Problem
Scan the listing below. Copy each line that contains "text".

[Records supplied — start]

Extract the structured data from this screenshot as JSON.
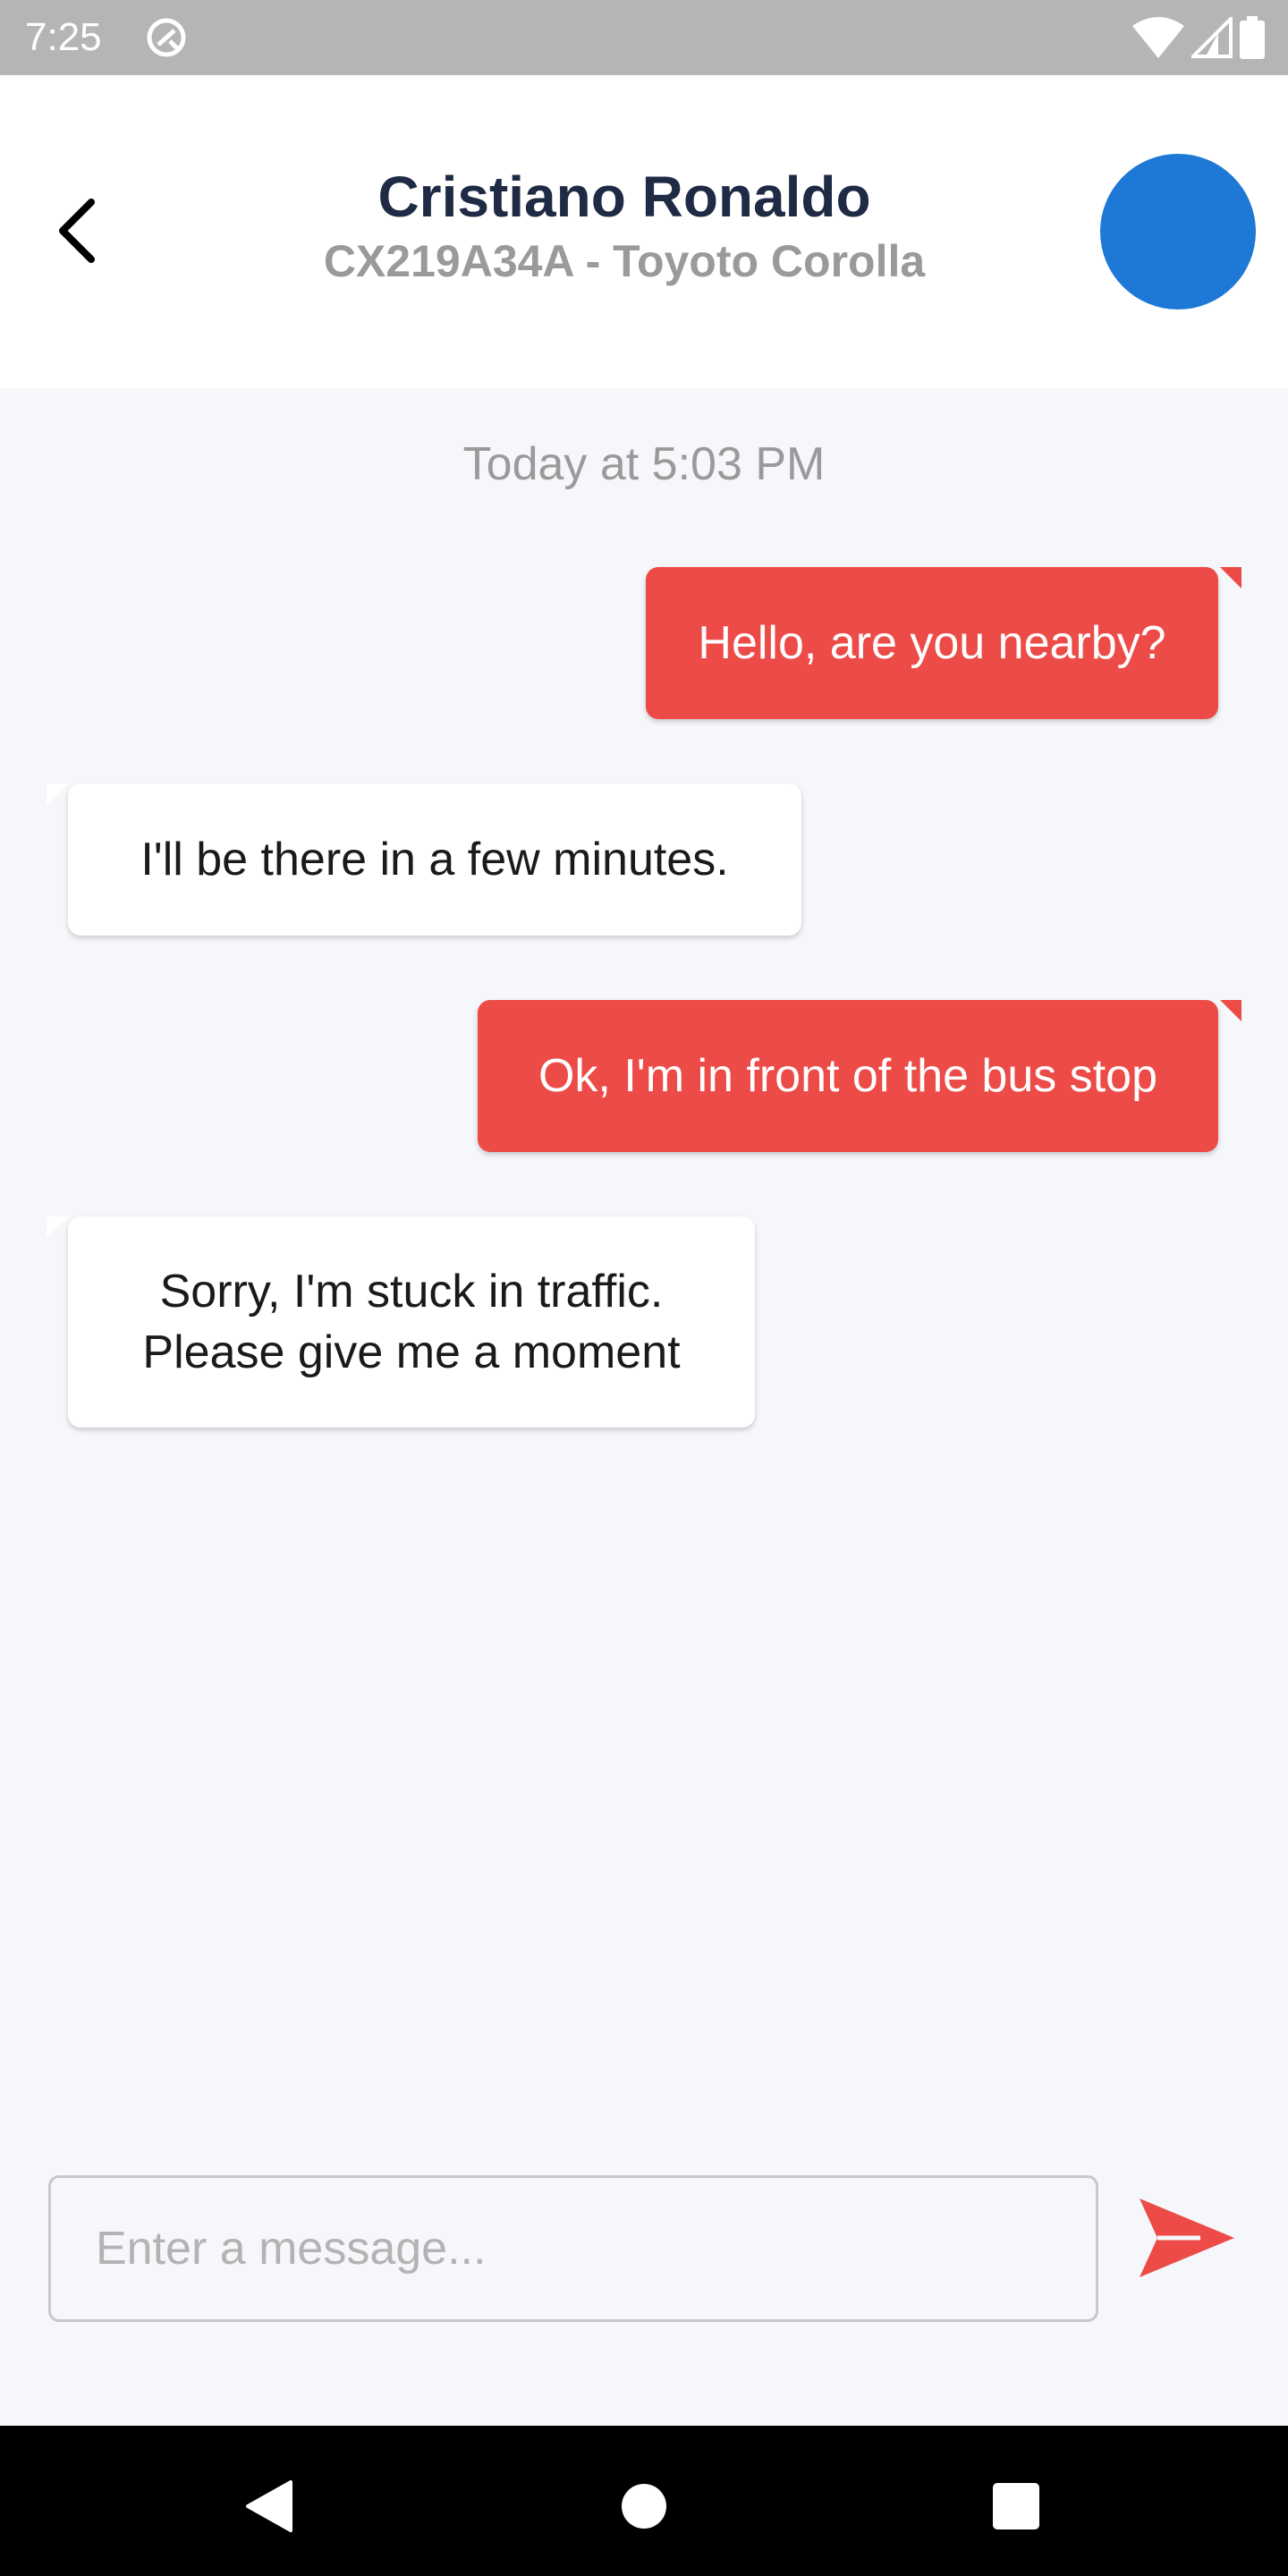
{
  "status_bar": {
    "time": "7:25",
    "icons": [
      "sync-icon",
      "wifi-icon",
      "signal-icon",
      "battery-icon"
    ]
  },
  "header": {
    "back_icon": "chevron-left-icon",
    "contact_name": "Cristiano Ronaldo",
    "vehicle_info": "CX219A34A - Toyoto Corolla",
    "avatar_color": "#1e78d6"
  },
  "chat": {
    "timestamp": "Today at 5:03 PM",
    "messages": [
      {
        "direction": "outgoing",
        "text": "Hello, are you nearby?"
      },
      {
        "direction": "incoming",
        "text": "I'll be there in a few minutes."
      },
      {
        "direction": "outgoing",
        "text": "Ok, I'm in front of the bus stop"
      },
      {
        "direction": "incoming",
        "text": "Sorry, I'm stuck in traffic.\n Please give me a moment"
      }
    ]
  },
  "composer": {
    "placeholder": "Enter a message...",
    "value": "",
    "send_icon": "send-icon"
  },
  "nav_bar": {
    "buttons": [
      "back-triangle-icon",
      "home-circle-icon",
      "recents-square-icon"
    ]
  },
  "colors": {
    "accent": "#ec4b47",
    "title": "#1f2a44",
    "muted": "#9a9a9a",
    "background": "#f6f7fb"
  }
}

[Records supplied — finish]
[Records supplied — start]

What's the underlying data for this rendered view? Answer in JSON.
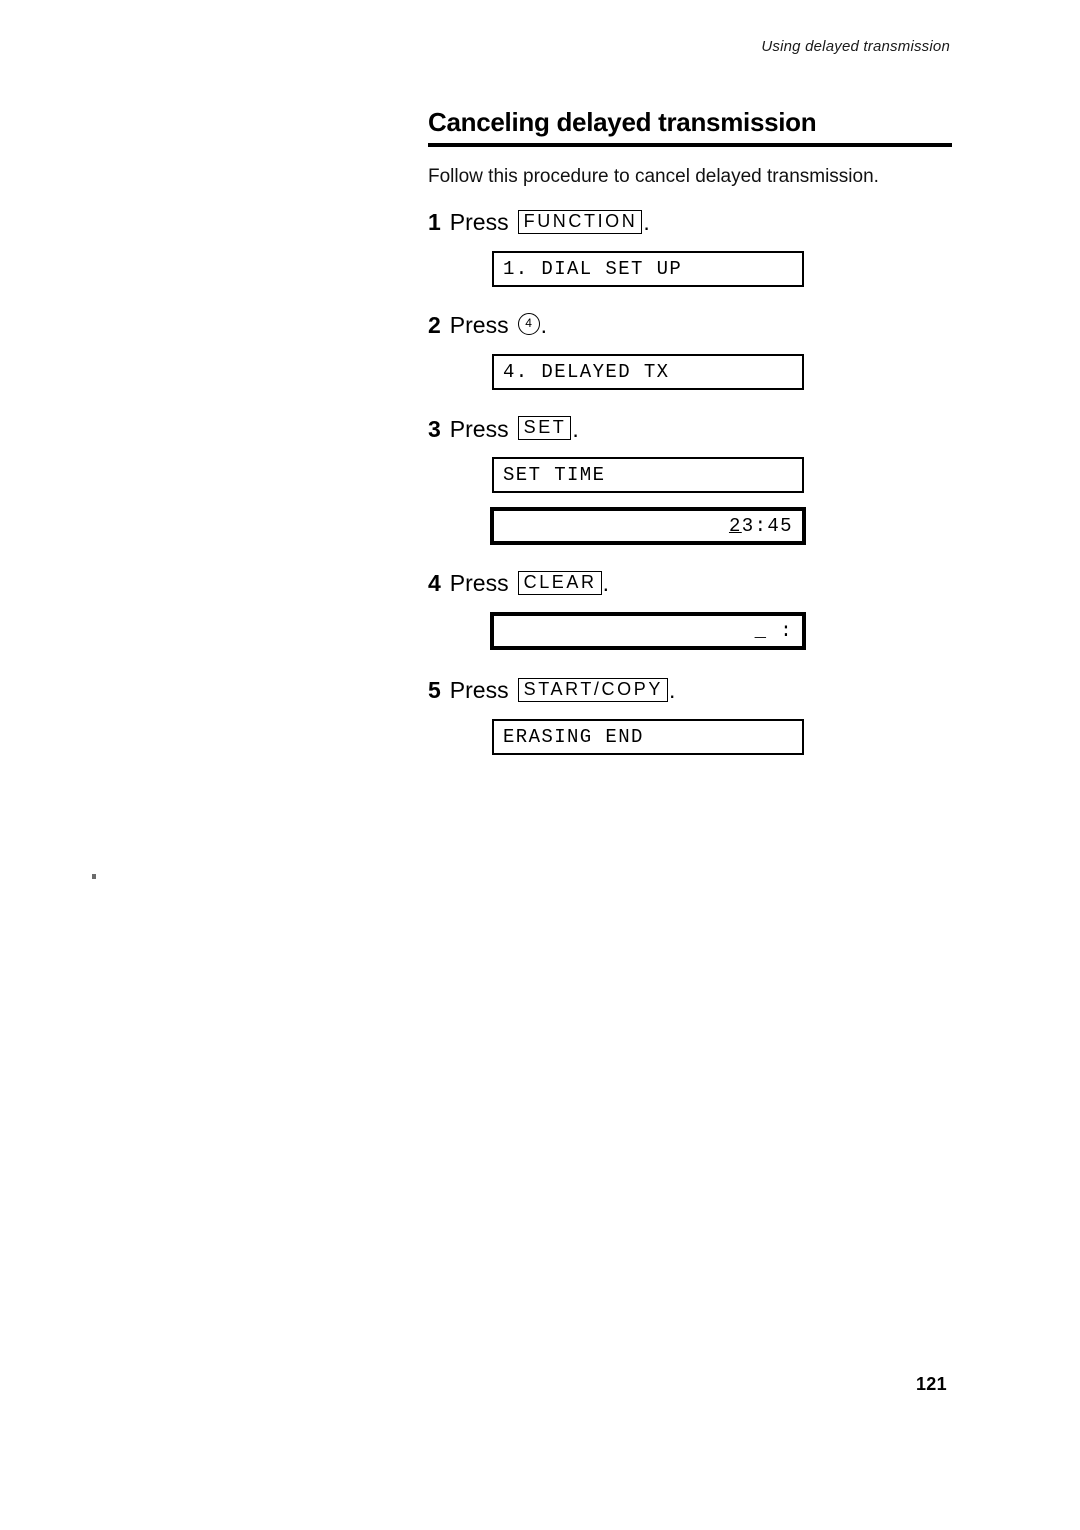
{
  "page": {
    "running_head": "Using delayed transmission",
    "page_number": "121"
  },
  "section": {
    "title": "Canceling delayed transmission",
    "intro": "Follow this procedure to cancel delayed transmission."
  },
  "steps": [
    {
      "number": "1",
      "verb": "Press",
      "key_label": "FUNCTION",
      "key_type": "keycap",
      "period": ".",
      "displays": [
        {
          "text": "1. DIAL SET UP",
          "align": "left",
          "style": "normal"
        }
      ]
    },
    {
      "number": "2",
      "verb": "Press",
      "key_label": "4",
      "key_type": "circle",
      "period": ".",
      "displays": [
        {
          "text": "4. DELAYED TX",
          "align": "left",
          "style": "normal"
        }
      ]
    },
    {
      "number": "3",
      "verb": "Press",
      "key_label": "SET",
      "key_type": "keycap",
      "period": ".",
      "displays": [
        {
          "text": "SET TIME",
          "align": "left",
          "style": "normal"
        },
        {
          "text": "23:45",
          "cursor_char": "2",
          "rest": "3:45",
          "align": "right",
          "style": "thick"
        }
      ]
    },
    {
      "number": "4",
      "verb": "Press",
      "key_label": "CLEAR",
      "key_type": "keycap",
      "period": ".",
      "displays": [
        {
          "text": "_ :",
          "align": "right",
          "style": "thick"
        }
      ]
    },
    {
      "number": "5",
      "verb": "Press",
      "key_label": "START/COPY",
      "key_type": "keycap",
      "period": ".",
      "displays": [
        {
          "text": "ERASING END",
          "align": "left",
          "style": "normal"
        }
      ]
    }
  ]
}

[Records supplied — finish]
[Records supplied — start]

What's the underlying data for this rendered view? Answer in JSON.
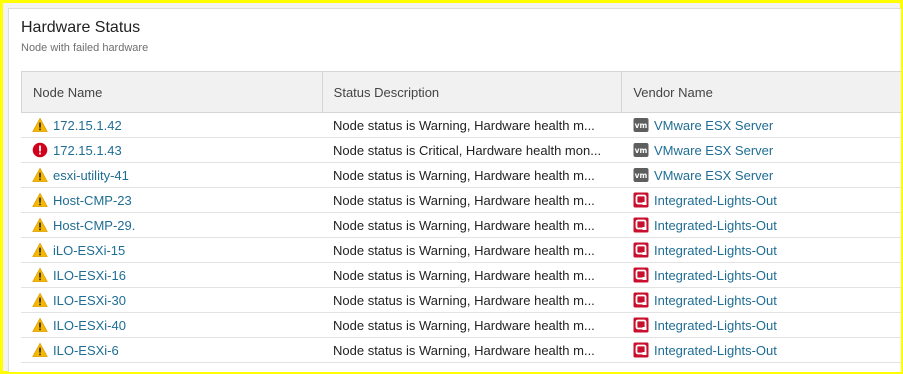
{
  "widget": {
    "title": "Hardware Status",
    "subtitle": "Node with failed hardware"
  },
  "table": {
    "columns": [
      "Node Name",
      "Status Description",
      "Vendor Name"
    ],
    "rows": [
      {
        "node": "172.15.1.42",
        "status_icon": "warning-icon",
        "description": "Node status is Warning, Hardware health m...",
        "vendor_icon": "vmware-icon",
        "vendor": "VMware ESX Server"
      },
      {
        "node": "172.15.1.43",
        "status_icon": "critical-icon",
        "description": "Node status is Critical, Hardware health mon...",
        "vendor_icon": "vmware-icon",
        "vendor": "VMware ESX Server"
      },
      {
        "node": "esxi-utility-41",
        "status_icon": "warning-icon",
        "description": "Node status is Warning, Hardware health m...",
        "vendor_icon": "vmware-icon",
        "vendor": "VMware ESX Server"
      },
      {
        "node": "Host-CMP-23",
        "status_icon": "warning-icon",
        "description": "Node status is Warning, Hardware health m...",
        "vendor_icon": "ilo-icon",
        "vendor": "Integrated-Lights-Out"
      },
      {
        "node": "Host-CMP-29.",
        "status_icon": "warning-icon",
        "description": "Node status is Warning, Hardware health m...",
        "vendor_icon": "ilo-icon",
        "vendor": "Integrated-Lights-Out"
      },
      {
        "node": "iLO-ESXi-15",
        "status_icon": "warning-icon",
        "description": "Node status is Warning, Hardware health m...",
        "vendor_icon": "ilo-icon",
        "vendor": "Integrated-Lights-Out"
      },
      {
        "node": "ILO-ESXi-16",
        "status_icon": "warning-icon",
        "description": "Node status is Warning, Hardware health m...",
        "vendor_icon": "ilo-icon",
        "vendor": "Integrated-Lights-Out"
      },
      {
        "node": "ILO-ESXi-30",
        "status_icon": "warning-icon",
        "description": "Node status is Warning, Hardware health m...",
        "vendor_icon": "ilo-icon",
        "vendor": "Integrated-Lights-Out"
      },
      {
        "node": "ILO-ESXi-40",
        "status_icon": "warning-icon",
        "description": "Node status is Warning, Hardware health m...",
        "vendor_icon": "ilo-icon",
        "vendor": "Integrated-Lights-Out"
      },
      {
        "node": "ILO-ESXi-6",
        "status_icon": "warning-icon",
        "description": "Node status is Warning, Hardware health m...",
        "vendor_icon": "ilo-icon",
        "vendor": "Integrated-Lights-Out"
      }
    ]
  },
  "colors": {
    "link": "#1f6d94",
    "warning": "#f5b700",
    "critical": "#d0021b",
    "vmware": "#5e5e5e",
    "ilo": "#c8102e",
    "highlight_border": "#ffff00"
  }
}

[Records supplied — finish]

Solution to this problem
        "text": "Hello, are you nearby?"
        "text": "I'll be there in a few minutes."
        "text": "Ok, I'm in front of the bus stop"
        "text": "Sorry, I'm stuck in traffic.\n Please give me a moment"
          "text": "1. DIAL SET UP",
          "text": "4. DELAYED TX",
          "text": "SET TIME",
          "text": "23:45",
          "text": "_ :",
          "text": "ERASING END",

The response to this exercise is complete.